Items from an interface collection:
Content starts

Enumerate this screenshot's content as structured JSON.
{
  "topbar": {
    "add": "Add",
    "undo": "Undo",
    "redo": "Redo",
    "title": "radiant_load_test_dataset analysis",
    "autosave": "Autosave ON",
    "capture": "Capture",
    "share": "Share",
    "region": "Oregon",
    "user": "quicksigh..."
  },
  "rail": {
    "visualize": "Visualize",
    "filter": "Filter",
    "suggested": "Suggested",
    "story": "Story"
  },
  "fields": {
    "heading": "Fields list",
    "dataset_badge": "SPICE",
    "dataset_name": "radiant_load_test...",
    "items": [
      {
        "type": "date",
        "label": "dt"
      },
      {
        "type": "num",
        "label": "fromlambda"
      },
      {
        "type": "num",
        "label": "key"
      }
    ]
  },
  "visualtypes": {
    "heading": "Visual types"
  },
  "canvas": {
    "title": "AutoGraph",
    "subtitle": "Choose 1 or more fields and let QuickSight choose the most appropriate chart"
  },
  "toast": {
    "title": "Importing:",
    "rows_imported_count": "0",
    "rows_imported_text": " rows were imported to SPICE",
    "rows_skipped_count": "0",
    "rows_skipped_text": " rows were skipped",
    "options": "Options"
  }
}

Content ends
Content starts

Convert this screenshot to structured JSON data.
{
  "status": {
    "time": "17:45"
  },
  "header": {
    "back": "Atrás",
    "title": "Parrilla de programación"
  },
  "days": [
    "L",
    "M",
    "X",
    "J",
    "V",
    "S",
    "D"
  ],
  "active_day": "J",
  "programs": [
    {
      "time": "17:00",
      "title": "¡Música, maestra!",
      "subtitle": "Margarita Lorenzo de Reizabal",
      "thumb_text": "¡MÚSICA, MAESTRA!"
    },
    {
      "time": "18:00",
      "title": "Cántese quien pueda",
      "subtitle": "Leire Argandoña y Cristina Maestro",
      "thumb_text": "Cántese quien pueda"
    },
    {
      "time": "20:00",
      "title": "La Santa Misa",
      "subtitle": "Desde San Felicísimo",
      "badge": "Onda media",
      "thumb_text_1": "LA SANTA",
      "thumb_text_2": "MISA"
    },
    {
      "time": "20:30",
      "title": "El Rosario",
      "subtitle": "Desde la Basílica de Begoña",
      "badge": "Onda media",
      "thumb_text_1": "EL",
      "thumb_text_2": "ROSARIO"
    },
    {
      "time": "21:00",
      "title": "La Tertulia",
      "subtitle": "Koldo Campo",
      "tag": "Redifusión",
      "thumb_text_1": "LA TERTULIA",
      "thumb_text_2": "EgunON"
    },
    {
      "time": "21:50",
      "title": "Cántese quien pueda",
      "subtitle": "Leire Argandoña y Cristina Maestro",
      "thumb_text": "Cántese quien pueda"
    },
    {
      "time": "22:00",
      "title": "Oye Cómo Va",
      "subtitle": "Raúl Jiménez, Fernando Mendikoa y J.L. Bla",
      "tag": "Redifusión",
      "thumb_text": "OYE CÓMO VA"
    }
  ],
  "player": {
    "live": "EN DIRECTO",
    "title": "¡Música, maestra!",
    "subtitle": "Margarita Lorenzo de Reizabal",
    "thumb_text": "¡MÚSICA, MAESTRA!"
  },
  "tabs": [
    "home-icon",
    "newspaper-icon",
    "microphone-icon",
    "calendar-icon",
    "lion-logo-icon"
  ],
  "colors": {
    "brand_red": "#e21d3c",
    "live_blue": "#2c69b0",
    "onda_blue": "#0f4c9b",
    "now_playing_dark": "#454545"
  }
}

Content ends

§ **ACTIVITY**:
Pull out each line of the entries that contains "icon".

§ **ANSWER**:
    "home-icon",
    "newspaper-icon",
    "microphone-icon",
    "calendar-icon",
    "lion-logo-icon"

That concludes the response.